That being said, paying attention to the turkey gobble can be helpful when you are trying to identify the gender of juvenile turkeys that haven’t started showing other markers. 

Another thing you can use to sex your flock is their strutting behavior.

The display or strut is a classic turkey show where the toms fan out their tails and slightly drop their wings to flaunt their shiny feathers. 

While strutting is mostly associated with toms communicating their status or reproduction-pairing availability, it is a somewhat confusing marker because turkey hens can also perform the strut for almost the same reason. 

In hens, displaying can be a response to strutting toms or a way to assert dominance or alpha status among other hens. 

In other cases, strutting is a form of greeting among hens after meeting for the first time with their newly hatched turkey babies. 

Lastly, the hen may also strut before strange individuals to show their superiority in their flock’s social order. With this in mind, tom and hen displays are different and are quite easy to differentiate. 

The main difference is that a male turkey’s strut is accompanied by an elongated snood and a thumping sound from its chest, which swoons the hens that are ready for breeding. 

Differences in Social Interactions Between Males and Females

Male and female turkeys outdoors on grass

Social behavior is another smart way to tell male and female turkeys apart, especially poults. 

Generally, male poults or baby toms are usually more aggressive toward other birds in the flock. This continues even as they grow older.

Some of the common aggressive behavior includes fighting and pecking.

Another behavior that is associated with male poult is leg tucking. You can examine this by lifting newly hatched turkeys and looking for any signs of tucked or pulled-up legs. 

Dangling feet, however, are a great pointer to female turkeys, while tucked legs represent baby toms.

Final Thoughts

Whether you want to add turkeys to your flock or start hunting them as a hobby, knowing the difference between males and females is crucial to your success. 
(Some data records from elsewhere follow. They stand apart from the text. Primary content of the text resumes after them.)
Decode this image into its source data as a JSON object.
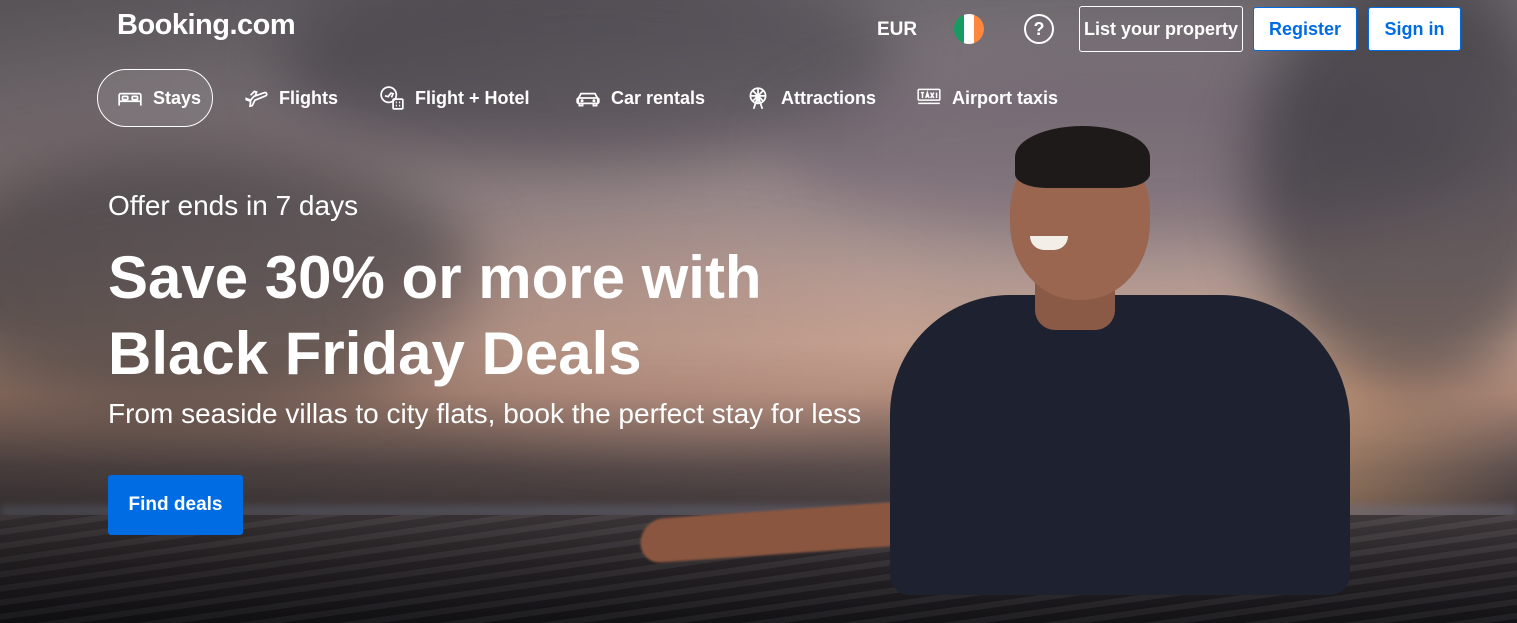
{
  "header": {
    "logo": "Booking.com",
    "currency": "EUR",
    "flag_icon": "ireland-flag-icon",
    "flag_colors": [
      "#169b62",
      "#ffffff",
      "#ff883e"
    ],
    "help_icon": "question-circle-icon",
    "help_symbol": "?",
    "list_property_label": "List your property",
    "register_label": "Register",
    "signin_label": "Sign in"
  },
  "nav": {
    "items": [
      {
        "label": "Stays",
        "icon": "bed-icon",
        "active": true
      },
      {
        "label": "Flights",
        "icon": "plane-icon",
        "active": false
      },
      {
        "label": "Flight + Hotel",
        "icon": "flight-hotel-icon",
        "active": false
      },
      {
        "label": "Car rentals",
        "icon": "car-icon",
        "active": false
      },
      {
        "label": "Attractions",
        "icon": "ferris-wheel-icon",
        "active": false
      },
      {
        "label": "Airport taxis",
        "icon": "taxi-icon",
        "active": false
      }
    ]
  },
  "hero": {
    "offer": "Offer ends in 7 days",
    "headline": "Save 30% or more with Black Friday Deals",
    "subline": "From seaside villas to city flats, book the perfect stay for less",
    "cta_label": "Find deals",
    "background": "sunset-sea-surfers-photo"
  },
  "colors": {
    "accent": "#006ce4",
    "text": "#ffffff"
  }
}
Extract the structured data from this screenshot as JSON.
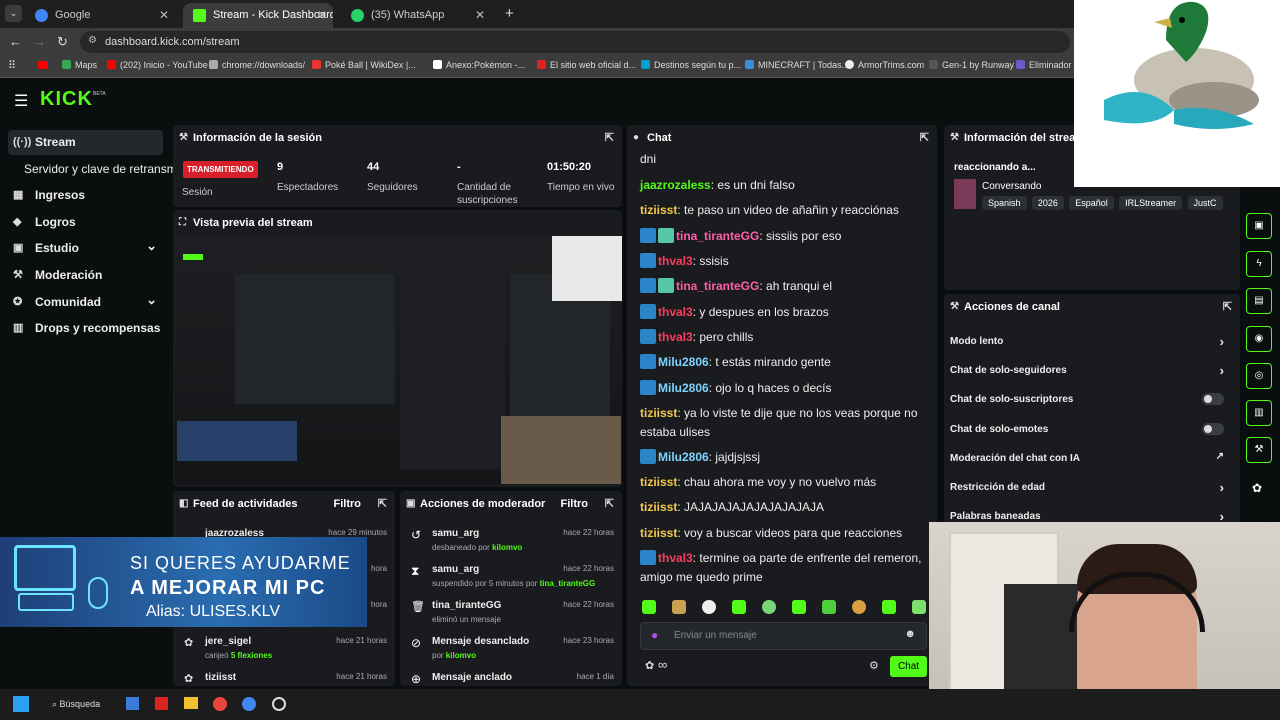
{
  "browser": {
    "tabs": [
      {
        "title": "Google",
        "color": "#4285f4"
      },
      {
        "title": "Stream - Kick Dashboard",
        "color": "#53fc18"
      },
      {
        "title": "(35) WhatsApp",
        "color": "#25d366"
      }
    ],
    "url": "dashboard.kick.com/stream",
    "bookmarks": [
      "Maps",
      "(202) Inicio - YouTube",
      "chrome://downloads/",
      "Poké Ball | WikiDex |...",
      "Anexo:Pokémon -...",
      "El sitio web oficial d...",
      "Destinos según tu p...",
      "MINECRAFT | Todas...",
      "ArmorTrims.com",
      "Gen-1 by Runway",
      "Eliminador d"
    ]
  },
  "kick": {
    "logo": "KICK",
    "beta": "BETA",
    "nav": [
      {
        "label": "Stream",
        "icon": "((·))"
      },
      {
        "label": "Servidor y clave de retransmisión",
        "icon": ""
      },
      {
        "label": "Ingresos",
        "icon": "▦"
      },
      {
        "label": "Logros",
        "icon": "◆"
      },
      {
        "label": "Estudio",
        "icon": "▣",
        "chev": "⌄"
      },
      {
        "label": "Moderación",
        "icon": "⚒"
      },
      {
        "label": "Comunidad",
        "icon": "✪",
        "chev": "⌄"
      },
      {
        "label": "Drops y recompensas",
        "icon": "▥"
      }
    ],
    "session": {
      "title": "Información de la sesión",
      "status": "TRANSMITIENDO",
      "status_label": "Sesión",
      "stats": [
        {
          "value": "9",
          "label": "Espectadores"
        },
        {
          "value": "44",
          "label": "Seguidores"
        },
        {
          "value": "-",
          "label": "Cantidad de suscripciones"
        },
        {
          "value": "01:50:20",
          "label": "Tiempo en vivo"
        }
      ]
    },
    "preview": {
      "title": "Vista previa del stream"
    },
    "feed": {
      "title": "Feed de actividades",
      "filter": "Filtro",
      "items": [
        {
          "name": "jaazrozaless",
          "sub": "",
          "time": "hace 29 minutos"
        },
        {
          "name": "",
          "sub": "",
          "time": "hora"
        },
        {
          "name": "",
          "sub": "",
          "time": "hora"
        },
        {
          "name": "jere_sigel",
          "sub": "canjeó",
          "hl": "5 flexiones",
          "time": "hace 21 horas"
        },
        {
          "name": "tiziisst",
          "sub": "",
          "time": "hace 21 horas"
        }
      ]
    },
    "modactions": {
      "title": "Acciones de moderador",
      "filter": "Filtro",
      "items": [
        {
          "icon": "↺",
          "name": "samu_arg",
          "sub": "desbaneado por",
          "by": "kilomvo",
          "time": "hace 22 horas"
        },
        {
          "icon": "⧗",
          "name": "samu_arg",
          "sub": "suspendido por 5 minutos por",
          "by": "tina_tiranteGG",
          "time": "hace 22 horas"
        },
        {
          "icon": "🗑",
          "name": "tina_tiranteGG",
          "sub": "eliminó un mensaje",
          "by": "",
          "time": "hace 22 horas"
        },
        {
          "icon": "⊘",
          "name": "Mensaje desanclado",
          "sub": "por",
          "by": "kilomvo",
          "time": "hace 23 horas"
        },
        {
          "icon": "⊕",
          "name": "Mensaje anclado",
          "sub": "",
          "by": "",
          "time": "hace 1 día"
        }
      ]
    },
    "chat": {
      "title": "Chat",
      "messages": [
        {
          "user": "",
          "color": "#eee",
          "text": "dni",
          "badge": ""
        },
        {
          "user": "jaazrozaless",
          "color": "#53fc18",
          "text": "es un dni falso",
          "badge": ""
        },
        {
          "user": "tiziisst",
          "color": "#f2c94c",
          "text": "te paso un video de añañin y reacciónas",
          "badge": ""
        },
        {
          "user": "tina_tiranteGG",
          "color": "#ff5ea8",
          "text": "sissiis por eso",
          "badge": "two"
        },
        {
          "user": "thval3",
          "color": "#ff3b5c",
          "text": "ssisis",
          "badge": "one"
        },
        {
          "user": "tina_tiranteGG",
          "color": "#ff5ea8",
          "text": "ah tranqui el",
          "badge": "two"
        },
        {
          "user": "thval3",
          "color": "#ff3b5c",
          "text": "y despues en los brazos",
          "badge": "one"
        },
        {
          "user": "thval3",
          "color": "#ff3b5c",
          "text": "pero chills",
          "badge": "one"
        },
        {
          "user": "Milu2806",
          "color": "#7ed4ff",
          "text": "t estás mirando gente",
          "badge": "one"
        },
        {
          "user": "Milu2806",
          "color": "#7ed4ff",
          "text": "ojo lo q haces o decís",
          "badge": "one"
        },
        {
          "user": "tiziisst",
          "color": "#f2c94c",
          "text": "ya lo viste te dije que no los veas porque no estaba ulises",
          "badge": ""
        },
        {
          "user": "Milu2806",
          "color": "#7ed4ff",
          "text": "jajdjsjssj",
          "badge": "one"
        },
        {
          "user": "tiziisst",
          "color": "#f2c94c",
          "text": "chau ahora me voy y no vuelvo más",
          "badge": ""
        },
        {
          "user": "tiziisst",
          "color": "#f2c94c",
          "text": "JAJAJAJAJAJAJAJAJAJA",
          "badge": ""
        },
        {
          "user": "tiziisst",
          "color": "#f2c94c",
          "text": "voy a buscar videos para que reacciones",
          "badge": ""
        },
        {
          "user": "thval3",
          "color": "#ff3b5c",
          "text": "termine oa parte de enfrente del remeron, amigo me quedo prime",
          "badge": "one"
        }
      ],
      "input_placeholder": "Enviar un mensaje",
      "send_label": "Chat"
    },
    "streaminfo": {
      "title": "Información del stream",
      "stream_title": "reaccionando a...",
      "category": "Conversando",
      "tags": [
        "Spanish",
        "2026",
        "Español",
        "IRLStreamer",
        "JustC"
      ]
    },
    "channel": {
      "title": "Acciones de canal",
      "items": [
        {
          "label": "Modo lento",
          "ctrl": "chev"
        },
        {
          "label": "Chat de solo-seguidores",
          "ctrl": "chev"
        },
        {
          "label": "Chat de solo-suscriptores",
          "ctrl": "toggle"
        },
        {
          "label": "Chat de solo-emotes",
          "ctrl": "toggle"
        },
        {
          "label": "Moderación del chat con IA",
          "ctrl": "ext"
        },
        {
          "label": "Restricción de edad",
          "ctrl": "chev"
        },
        {
          "label": "Palabras baneadas",
          "ctrl": "chev"
        }
      ]
    }
  },
  "overlay": {
    "line1": "SI QUERES AYUDARME",
    "line2": "A MEJORAR MI PC",
    "line3": "Alias: ULISES.KLV"
  },
  "taskbar": {
    "search": "Búsqueda"
  }
}
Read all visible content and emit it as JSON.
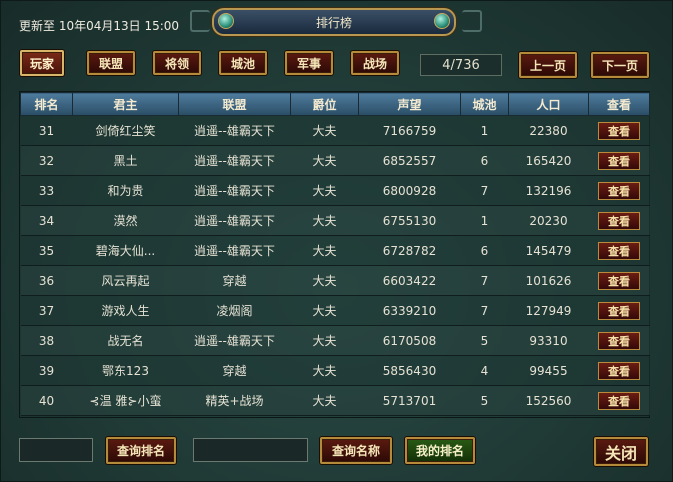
{
  "header": {
    "update_info": "更新至 10年04月13日 15:00",
    "title": "排行榜"
  },
  "tabs": [
    "玩家",
    "联盟",
    "将领",
    "城池",
    "军事",
    "战场"
  ],
  "active_tab": "玩家",
  "pagination": {
    "indicator": "4/736",
    "prev_label": "上一页",
    "next_label": "下一页"
  },
  "table": {
    "columns": [
      "排名",
      "君主",
      "联盟",
      "爵位",
      "声望",
      "城池",
      "人口",
      "查看"
    ],
    "view_label": "查看",
    "rows": [
      {
        "rank": "31",
        "lord": "剑倚红尘笑",
        "alliance": "逍遥--雄霸天下",
        "title": "大夫",
        "prestige": "7166759",
        "cities": "1",
        "population": "22380"
      },
      {
        "rank": "32",
        "lord": "黑土",
        "alliance": "逍遥--雄霸天下",
        "title": "大夫",
        "prestige": "6852557",
        "cities": "6",
        "population": "165420"
      },
      {
        "rank": "33",
        "lord": "和为贵",
        "alliance": "逍遥--雄霸天下",
        "title": "大夫",
        "prestige": "6800928",
        "cities": "7",
        "population": "132196"
      },
      {
        "rank": "34",
        "lord": "漠然",
        "alliance": "逍遥--雄霸天下",
        "title": "大夫",
        "prestige": "6755130",
        "cities": "1",
        "population": "20230"
      },
      {
        "rank": "35",
        "lord": "碧海大仙...",
        "alliance": "逍遥--雄霸天下",
        "title": "大夫",
        "prestige": "6728782",
        "cities": "6",
        "population": "145479"
      },
      {
        "rank": "36",
        "lord": "风云再起",
        "alliance": "穿越",
        "title": "大夫",
        "prestige": "6603422",
        "cities": "7",
        "population": "101626"
      },
      {
        "rank": "37",
        "lord": "游戏人生",
        "alliance": "凌烟阁",
        "title": "大夫",
        "prestige": "6339210",
        "cities": "7",
        "population": "127949"
      },
      {
        "rank": "38",
        "lord": "战无名",
        "alliance": "逍遥--雄霸天下",
        "title": "大夫",
        "prestige": "6170508",
        "cities": "5",
        "population": "93310"
      },
      {
        "rank": "39",
        "lord": "鄂东123",
        "alliance": "穿越",
        "title": "大夫",
        "prestige": "5856430",
        "cities": "4",
        "population": "99455"
      },
      {
        "rank": "40",
        "lord": "⊰温 雅⊱小蛮",
        "alliance": "精英+战场",
        "title": "大夫",
        "prestige": "5713701",
        "cities": "5",
        "population": "152560"
      }
    ]
  },
  "footer": {
    "rank_query_value": "",
    "rank_query_label": "查询排名",
    "name_query_value": "",
    "name_query_label": "查询名称",
    "my_rank_label": "我的排名",
    "close_label": "关闭"
  }
}
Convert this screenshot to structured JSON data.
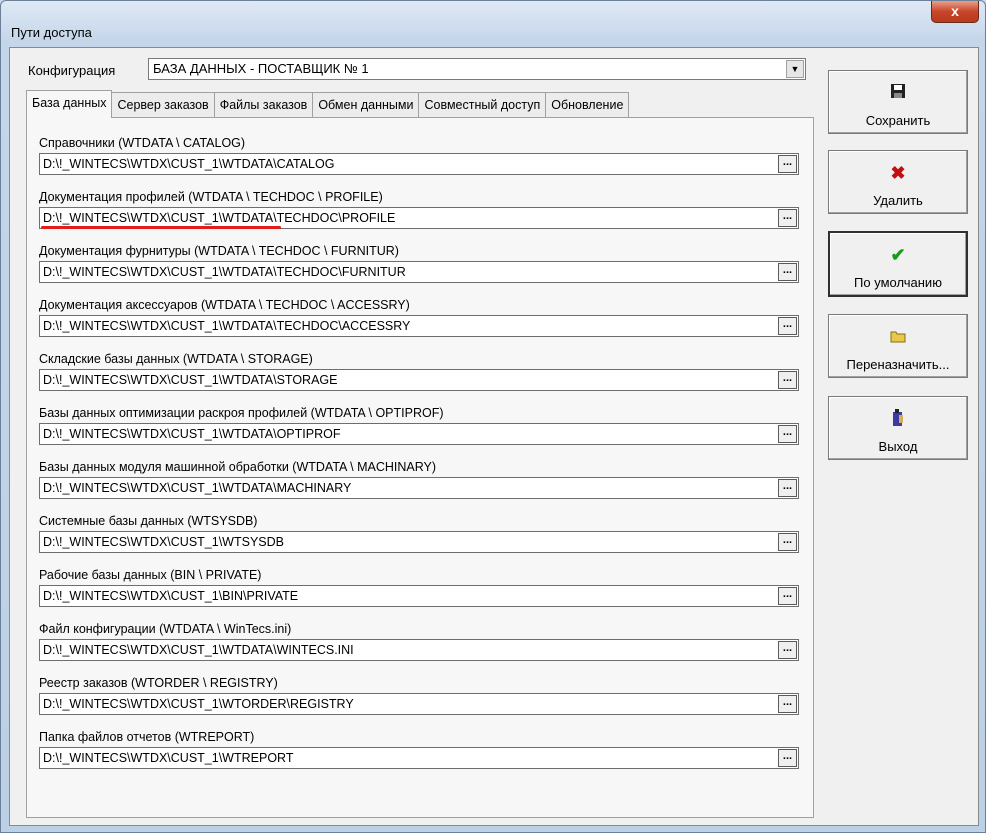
{
  "window": {
    "title": "Пути доступа",
    "close_label": "x"
  },
  "config": {
    "label": "Конфигурация",
    "value": "БАЗА ДАННЫХ - ПОСТАВЩИК № 1"
  },
  "tabs": [
    {
      "label": "База данных",
      "active": true
    },
    {
      "label": "Сервер заказов"
    },
    {
      "label": "Файлы заказов"
    },
    {
      "label": "Обмен данными"
    },
    {
      "label": "Совместный доступ"
    },
    {
      "label": "Обновление"
    }
  ],
  "paths": [
    {
      "label": "Справочники (WTDATA \\ CATALOG)",
      "value": "D:\\!_WINTECS\\WTDX\\CUST_1\\WTDATA\\CATALOG"
    },
    {
      "label": "Документация профилей (WTDATA \\ TECHDOC \\ PROFILE)",
      "value": "D:\\!_WINTECS\\WTDX\\CUST_1\\WTDATA\\TECHDOC\\PROFILE"
    },
    {
      "label": "Документация фурнитуры (WTDATA \\ TECHDOC \\ FURNITUR)",
      "value": "D:\\!_WINTECS\\WTDX\\CUST_1\\WTDATA\\TECHDOC\\FURNITUR"
    },
    {
      "label": "Документация аксессуаров (WTDATA \\ TECHDOC \\ ACCESSRY)",
      "value": "D:\\!_WINTECS\\WTDX\\CUST_1\\WTDATA\\TECHDOC\\ACCESSRY"
    },
    {
      "label": "Складские базы данных  (WTDATA \\ STORAGE)",
      "value": "D:\\!_WINTECS\\WTDX\\CUST_1\\WTDATA\\STORAGE"
    },
    {
      "label": "Базы данных оптимизации раскроя профилей (WTDATA \\ OPTIPROF)",
      "value": "D:\\!_WINTECS\\WTDX\\CUST_1\\WTDATA\\OPTIPROF"
    },
    {
      "label": "Базы данных модуля машинной обработки (WTDATA \\ MACHINARY)",
      "value": "D:\\!_WINTECS\\WTDX\\CUST_1\\WTDATA\\MACHINARY"
    },
    {
      "label": "Системные базы данных (WTSYSDB)",
      "value": "D:\\!_WINTECS\\WTDX\\CUST_1\\WTSYSDB"
    },
    {
      "label": "Рабочие базы  данных (BIN \\ PRIVATE)",
      "value": "D:\\!_WINTECS\\WTDX\\CUST_1\\BIN\\PRIVATE"
    },
    {
      "label": "Файл конфигурации (WTDATA \\ WinTecs.ini)",
      "value": "D:\\!_WINTECS\\WTDX\\CUST_1\\WTDATA\\WINTECS.INI"
    },
    {
      "label": "Реестр заказов (WTORDER \\ REGISTRY)",
      "value": "D:\\!_WINTECS\\WTDX\\CUST_1\\WTORDER\\REGISTRY"
    },
    {
      "label": "Папка файлов отчетов (WTREPORT)",
      "value": "D:\\!_WINTECS\\WTDX\\CUST_1\\WTREPORT"
    }
  ],
  "browse_label": "...",
  "buttons": {
    "save": "Сохранить",
    "delete": "Удалить",
    "default": "По умолчанию",
    "reassign": "Переназначить...",
    "exit": "Выход"
  },
  "icons": {
    "save": "floppy-disk-icon",
    "delete": "red-x-icon",
    "default": "green-check-icon",
    "reassign": "folder-icon",
    "exit": "door-exit-icon"
  },
  "colors": {
    "underline": "#e51c1c",
    "check": "#1a9a1a",
    "delete": "#c01010"
  }
}
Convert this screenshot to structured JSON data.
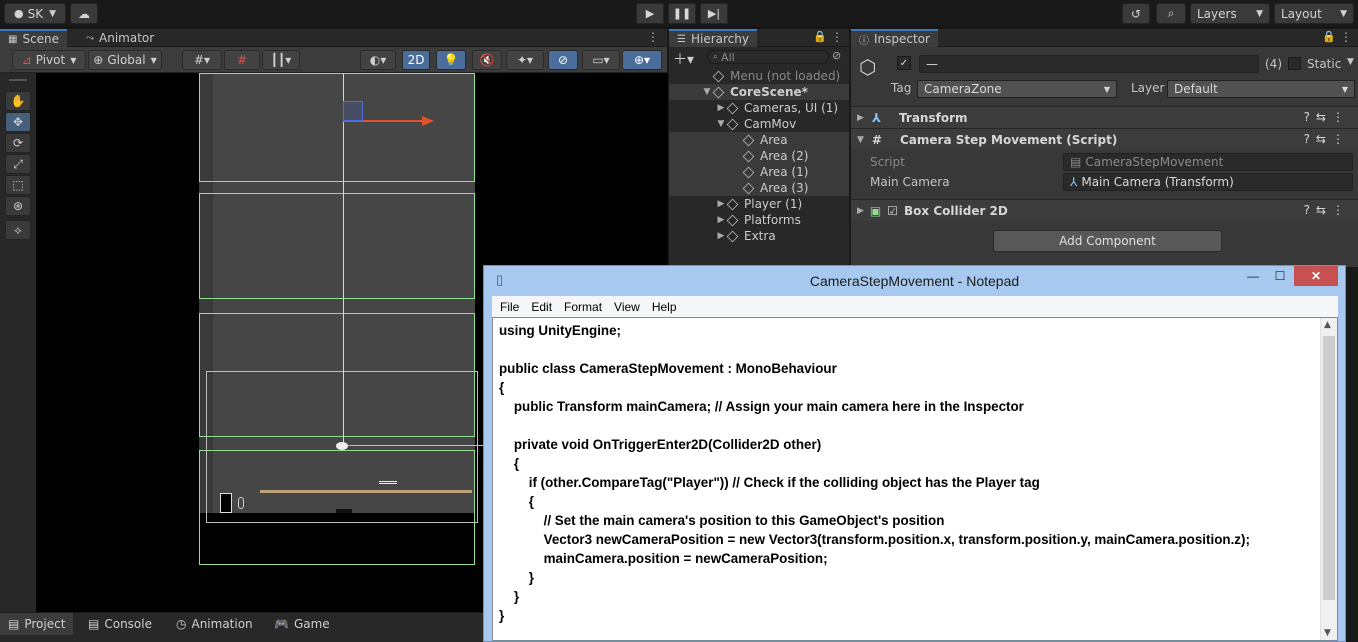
{
  "toolbar": {
    "account": "SK",
    "layers": "Layers",
    "layout": "Layout"
  },
  "scene_panel": {
    "tabs": [
      "Scene",
      "Animator"
    ],
    "pivot": "Pivot",
    "global": "Global",
    "mode_2d": "2D"
  },
  "hierarchy": {
    "title": "Hierarchy",
    "search_placeholder": "All",
    "rows": [
      {
        "label": "Menu (not loaded)"
      },
      {
        "label": "CoreScene*"
      },
      {
        "label": "Cameras, UI (1)"
      },
      {
        "label": "CamMov"
      },
      {
        "label": "Area"
      },
      {
        "label": "Area (2)"
      },
      {
        "label": "Area (1)"
      },
      {
        "label": "Area (3)"
      },
      {
        "label": "Player (1)"
      },
      {
        "label": "Platforms"
      },
      {
        "label": "Extra"
      }
    ]
  },
  "inspector": {
    "title": "Inspector",
    "object_name": "—",
    "count": "(4)",
    "static_label": "Static",
    "tag_label": "Tag",
    "tag_value": "CameraZone",
    "layer_label": "Layer",
    "layer_value": "Default",
    "components": {
      "transform": "Transform",
      "script_comp": "Camera Step Movement (Script)",
      "collider": "Box Collider 2D"
    },
    "script_label": "Script",
    "script_value": "CameraStepMovement",
    "main_camera_label": "Main Camera",
    "main_camera_value": "Main Camera (Transform)",
    "add_component": "Add Component"
  },
  "bottom_tabs": [
    "Project",
    "Console",
    "Animation",
    "Game"
  ],
  "notepad": {
    "title": "CameraStepMovement - Notepad",
    "menu": [
      "File",
      "Edit",
      "Format",
      "View",
      "Help"
    ],
    "code": "using UnityEngine;\n\npublic class CameraStepMovement : MonoBehaviour\n{\n    public Transform mainCamera; // Assign your main camera here in the Inspector\n\n    private void OnTriggerEnter2D(Collider2D other)\n    {\n        if (other.CompareTag(\"Player\")) // Check if the colliding object has the Player tag\n        {\n            // Set the main camera's position to this GameObject's position\n            Vector3 newCameraPosition = new Vector3(transform.position.x, transform.position.y, mainCamera.position.z);\n            mainCamera.position = newCameraPosition;\n        }\n    }\n}"
  }
}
Luckily, this is now easier for you thanks to the information herein. The last thing you want is to end up with too many toms in a domestic flock or face fines for hunting the wrong bird.